Fittingly, Lusk's interception concluded in the northeast corner of the end zone, directly in front of several thousand Ute fans wearing red and white. A few seconds later after the final gun, the whole Ute team went over to thank their fans for their support amid the celebration.

Next up for the 7-0 Utes is UTEP at Rice Stadium on Saturday, followed by games at New Mexico and Air Force. The Utes conclude their regular season Nov. 19 against BYU in a game that could determine the WAC champion.


Anonymous said...

I find it hard to believe you can come up with 11 games better than this one. If I knew where Harold Lusk was right now I would buy him a few beers.

Locke said...

This is awesome. I was doing talk radio in Utah at the time and I recall this was the first ever regular season game where we traveled reporters and did shows live from the game. Fort Collins was nuts. It was as good a college environment as you could have. Every major publication was in the press box and those were the days when everyone had one writer so they all went to the biggest game of the week. The stars aligned and none of the other top college programs were playing big games that week. Therefore, I am surprised it isn't in your top 10 considering I can't recall to many times Utah played THE game of the week.

Anonymous said...

I'm enjoying this top fact it inspired me to put together a top 10 which I sent around to my brothers and some co-workers. However, I agree that this is much higher than #12. Behind the Fiesta Bowl and the 52-21 drubbing of the kitties, this was my resounding #3. One of the greatest games I've ever seen. I'd love to get my hands on a tape of this game. GO UTES!!!

Matthew said...

WAAAAAAAAYYYYY too low!! This is one of my favorite football games of all time.
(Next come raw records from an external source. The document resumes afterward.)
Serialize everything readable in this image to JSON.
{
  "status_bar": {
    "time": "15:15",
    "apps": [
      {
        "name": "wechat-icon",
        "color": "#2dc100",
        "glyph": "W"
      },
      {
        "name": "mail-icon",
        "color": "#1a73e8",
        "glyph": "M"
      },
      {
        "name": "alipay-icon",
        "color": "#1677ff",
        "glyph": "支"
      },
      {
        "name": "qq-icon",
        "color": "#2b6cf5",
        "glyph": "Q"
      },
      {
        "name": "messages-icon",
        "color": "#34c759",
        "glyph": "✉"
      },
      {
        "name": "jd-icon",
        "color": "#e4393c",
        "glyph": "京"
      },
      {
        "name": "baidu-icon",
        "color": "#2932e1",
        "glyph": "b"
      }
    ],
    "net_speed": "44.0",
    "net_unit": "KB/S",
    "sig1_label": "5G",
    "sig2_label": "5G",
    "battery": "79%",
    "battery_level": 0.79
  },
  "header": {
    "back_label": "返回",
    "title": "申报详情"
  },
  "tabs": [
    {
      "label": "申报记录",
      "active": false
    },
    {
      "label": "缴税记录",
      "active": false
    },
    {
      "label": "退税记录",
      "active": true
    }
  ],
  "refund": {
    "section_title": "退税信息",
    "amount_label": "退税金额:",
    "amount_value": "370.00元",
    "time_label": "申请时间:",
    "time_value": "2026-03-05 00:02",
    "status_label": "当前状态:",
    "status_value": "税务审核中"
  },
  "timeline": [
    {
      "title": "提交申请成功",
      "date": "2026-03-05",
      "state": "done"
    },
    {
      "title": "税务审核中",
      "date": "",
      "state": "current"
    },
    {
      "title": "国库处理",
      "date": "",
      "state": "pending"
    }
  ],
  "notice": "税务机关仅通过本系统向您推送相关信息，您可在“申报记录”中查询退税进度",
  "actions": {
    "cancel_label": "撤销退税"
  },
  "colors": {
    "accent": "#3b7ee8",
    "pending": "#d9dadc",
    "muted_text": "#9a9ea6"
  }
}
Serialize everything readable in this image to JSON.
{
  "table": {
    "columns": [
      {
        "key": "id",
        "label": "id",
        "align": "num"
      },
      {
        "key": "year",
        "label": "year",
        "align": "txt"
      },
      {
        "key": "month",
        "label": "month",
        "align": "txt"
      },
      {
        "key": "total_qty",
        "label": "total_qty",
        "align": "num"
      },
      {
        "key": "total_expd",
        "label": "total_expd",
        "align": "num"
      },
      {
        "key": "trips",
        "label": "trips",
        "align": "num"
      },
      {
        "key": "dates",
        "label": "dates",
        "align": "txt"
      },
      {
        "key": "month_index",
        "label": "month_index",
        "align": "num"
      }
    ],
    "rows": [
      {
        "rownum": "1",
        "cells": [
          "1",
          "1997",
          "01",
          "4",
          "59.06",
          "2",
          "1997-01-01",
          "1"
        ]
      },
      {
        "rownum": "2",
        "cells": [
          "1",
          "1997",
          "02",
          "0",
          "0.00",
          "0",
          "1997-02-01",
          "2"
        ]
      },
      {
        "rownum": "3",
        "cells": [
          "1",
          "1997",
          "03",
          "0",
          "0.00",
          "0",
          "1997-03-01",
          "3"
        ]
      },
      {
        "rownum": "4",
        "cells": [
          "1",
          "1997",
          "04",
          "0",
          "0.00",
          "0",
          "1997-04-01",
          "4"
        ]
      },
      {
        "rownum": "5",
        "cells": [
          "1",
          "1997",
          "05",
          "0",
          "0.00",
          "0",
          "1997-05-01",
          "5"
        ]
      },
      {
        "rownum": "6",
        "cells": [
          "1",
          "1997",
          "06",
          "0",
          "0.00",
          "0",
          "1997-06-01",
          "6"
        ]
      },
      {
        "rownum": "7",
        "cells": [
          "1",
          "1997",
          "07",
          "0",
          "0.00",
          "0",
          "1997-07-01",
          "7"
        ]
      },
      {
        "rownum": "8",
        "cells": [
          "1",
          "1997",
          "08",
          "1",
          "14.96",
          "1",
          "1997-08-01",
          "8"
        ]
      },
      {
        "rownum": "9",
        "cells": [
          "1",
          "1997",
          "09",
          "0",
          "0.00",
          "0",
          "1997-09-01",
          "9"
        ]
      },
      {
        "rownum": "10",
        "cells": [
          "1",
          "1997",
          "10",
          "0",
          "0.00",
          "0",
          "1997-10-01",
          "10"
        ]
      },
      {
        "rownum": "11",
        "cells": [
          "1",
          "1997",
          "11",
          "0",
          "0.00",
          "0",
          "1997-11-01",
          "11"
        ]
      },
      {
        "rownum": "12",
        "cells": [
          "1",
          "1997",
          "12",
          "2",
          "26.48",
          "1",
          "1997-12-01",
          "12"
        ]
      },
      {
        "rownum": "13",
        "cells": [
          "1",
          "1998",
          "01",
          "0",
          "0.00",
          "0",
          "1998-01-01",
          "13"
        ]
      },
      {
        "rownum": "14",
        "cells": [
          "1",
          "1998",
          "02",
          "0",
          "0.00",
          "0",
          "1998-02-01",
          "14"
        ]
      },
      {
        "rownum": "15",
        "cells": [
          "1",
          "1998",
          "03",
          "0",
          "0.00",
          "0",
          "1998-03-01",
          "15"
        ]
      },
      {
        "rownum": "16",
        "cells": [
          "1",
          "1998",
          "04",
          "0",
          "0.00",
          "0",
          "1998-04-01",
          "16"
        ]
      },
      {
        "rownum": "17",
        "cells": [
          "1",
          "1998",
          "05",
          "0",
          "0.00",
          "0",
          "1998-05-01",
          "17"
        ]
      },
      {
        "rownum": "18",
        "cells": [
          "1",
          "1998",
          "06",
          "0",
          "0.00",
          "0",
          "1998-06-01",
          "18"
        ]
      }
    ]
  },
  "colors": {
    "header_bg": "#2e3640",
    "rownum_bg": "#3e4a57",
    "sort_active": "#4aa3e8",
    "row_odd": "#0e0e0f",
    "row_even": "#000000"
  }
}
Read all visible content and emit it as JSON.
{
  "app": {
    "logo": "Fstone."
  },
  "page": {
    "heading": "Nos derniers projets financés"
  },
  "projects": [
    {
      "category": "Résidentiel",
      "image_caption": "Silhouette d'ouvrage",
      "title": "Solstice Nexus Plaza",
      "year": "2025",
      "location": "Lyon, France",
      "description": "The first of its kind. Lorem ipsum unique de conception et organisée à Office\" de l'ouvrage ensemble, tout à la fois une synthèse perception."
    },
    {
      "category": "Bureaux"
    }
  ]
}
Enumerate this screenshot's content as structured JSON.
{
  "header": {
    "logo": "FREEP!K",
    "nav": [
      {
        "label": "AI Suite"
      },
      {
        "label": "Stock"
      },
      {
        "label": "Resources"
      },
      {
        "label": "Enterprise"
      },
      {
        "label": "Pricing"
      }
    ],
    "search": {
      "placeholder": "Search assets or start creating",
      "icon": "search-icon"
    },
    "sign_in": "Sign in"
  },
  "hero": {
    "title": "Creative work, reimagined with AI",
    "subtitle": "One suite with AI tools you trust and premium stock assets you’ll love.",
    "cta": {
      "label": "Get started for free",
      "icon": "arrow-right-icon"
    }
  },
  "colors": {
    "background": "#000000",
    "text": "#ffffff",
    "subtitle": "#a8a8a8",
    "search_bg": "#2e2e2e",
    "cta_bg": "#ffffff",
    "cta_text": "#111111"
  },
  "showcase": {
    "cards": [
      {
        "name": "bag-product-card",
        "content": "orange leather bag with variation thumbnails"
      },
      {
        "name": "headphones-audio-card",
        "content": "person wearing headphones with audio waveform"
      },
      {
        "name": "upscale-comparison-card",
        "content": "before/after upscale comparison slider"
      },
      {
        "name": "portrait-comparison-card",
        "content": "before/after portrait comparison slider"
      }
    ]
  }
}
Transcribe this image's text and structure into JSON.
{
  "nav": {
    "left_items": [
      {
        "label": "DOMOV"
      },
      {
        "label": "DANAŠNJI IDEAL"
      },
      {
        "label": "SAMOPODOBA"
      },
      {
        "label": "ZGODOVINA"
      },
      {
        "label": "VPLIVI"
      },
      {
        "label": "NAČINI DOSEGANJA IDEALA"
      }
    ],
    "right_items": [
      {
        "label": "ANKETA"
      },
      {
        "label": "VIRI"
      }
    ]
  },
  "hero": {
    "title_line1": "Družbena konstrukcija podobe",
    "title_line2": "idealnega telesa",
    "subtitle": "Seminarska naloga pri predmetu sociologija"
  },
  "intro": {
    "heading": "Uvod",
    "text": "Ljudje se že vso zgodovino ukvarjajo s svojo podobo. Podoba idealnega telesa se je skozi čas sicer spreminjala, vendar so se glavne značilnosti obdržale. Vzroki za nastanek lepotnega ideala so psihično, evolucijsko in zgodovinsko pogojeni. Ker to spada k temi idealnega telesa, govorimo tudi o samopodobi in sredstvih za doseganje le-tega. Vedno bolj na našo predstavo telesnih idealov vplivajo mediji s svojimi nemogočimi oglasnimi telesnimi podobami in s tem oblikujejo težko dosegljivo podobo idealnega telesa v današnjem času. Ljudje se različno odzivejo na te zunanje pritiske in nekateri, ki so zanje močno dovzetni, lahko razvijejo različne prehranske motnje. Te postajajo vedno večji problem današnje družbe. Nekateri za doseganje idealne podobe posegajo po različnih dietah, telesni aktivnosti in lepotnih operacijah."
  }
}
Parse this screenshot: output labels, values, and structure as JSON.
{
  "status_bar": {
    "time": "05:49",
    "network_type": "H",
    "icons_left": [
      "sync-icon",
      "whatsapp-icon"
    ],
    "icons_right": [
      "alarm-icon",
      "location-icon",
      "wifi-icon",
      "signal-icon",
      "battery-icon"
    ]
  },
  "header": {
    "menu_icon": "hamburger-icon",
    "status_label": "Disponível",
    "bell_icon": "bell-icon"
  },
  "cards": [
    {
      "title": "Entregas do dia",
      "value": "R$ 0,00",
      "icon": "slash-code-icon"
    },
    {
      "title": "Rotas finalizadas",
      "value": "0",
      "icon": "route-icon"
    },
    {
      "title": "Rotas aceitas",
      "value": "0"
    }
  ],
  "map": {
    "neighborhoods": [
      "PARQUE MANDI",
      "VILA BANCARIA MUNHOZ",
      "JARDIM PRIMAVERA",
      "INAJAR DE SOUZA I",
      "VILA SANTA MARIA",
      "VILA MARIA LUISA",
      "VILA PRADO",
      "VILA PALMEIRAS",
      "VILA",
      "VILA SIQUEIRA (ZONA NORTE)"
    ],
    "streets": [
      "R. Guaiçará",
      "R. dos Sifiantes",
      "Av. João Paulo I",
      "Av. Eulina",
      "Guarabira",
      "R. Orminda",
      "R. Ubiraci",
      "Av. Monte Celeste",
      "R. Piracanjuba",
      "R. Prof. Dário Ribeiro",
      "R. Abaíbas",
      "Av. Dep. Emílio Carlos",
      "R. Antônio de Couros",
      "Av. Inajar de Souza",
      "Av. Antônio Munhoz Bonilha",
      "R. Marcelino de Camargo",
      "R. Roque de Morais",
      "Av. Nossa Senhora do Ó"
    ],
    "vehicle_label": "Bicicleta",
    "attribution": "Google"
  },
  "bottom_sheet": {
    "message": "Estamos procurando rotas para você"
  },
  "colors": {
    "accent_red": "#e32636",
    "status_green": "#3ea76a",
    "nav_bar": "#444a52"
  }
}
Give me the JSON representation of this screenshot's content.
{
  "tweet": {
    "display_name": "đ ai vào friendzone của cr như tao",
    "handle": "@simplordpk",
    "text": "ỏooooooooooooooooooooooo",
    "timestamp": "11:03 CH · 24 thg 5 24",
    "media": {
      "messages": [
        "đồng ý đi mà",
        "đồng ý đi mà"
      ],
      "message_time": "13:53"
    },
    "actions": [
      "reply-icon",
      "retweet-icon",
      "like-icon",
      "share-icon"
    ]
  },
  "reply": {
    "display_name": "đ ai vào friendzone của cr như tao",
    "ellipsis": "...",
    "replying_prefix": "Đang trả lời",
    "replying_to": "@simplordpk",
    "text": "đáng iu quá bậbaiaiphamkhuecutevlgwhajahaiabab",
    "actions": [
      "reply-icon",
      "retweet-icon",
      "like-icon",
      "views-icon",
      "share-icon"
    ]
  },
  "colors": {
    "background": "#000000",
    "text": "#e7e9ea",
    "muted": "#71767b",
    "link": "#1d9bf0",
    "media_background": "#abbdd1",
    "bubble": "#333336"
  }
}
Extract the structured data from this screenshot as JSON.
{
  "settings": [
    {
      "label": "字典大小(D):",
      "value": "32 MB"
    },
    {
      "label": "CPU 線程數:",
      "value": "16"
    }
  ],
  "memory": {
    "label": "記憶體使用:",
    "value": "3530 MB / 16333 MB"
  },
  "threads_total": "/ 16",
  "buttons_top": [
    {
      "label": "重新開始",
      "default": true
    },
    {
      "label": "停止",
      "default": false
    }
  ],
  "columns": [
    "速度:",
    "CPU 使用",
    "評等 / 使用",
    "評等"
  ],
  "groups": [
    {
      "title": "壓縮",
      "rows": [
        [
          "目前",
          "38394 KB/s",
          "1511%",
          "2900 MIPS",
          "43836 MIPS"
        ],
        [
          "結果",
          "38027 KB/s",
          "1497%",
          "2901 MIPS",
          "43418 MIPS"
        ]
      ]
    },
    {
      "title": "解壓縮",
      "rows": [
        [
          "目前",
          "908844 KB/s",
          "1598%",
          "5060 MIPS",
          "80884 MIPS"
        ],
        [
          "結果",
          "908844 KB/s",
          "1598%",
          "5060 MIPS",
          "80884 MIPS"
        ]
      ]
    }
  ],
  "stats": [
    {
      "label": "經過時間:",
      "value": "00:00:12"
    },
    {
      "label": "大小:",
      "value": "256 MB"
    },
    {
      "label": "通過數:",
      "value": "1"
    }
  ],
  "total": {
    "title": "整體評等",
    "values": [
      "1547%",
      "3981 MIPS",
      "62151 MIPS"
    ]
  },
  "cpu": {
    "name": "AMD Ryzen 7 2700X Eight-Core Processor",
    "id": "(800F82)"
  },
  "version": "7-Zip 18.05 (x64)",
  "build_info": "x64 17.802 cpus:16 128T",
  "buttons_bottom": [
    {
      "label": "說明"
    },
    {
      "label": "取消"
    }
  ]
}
I still have this game on VHS and watch it from time to time. While we did not capitalize on this game, it was on regional national television and just amazing.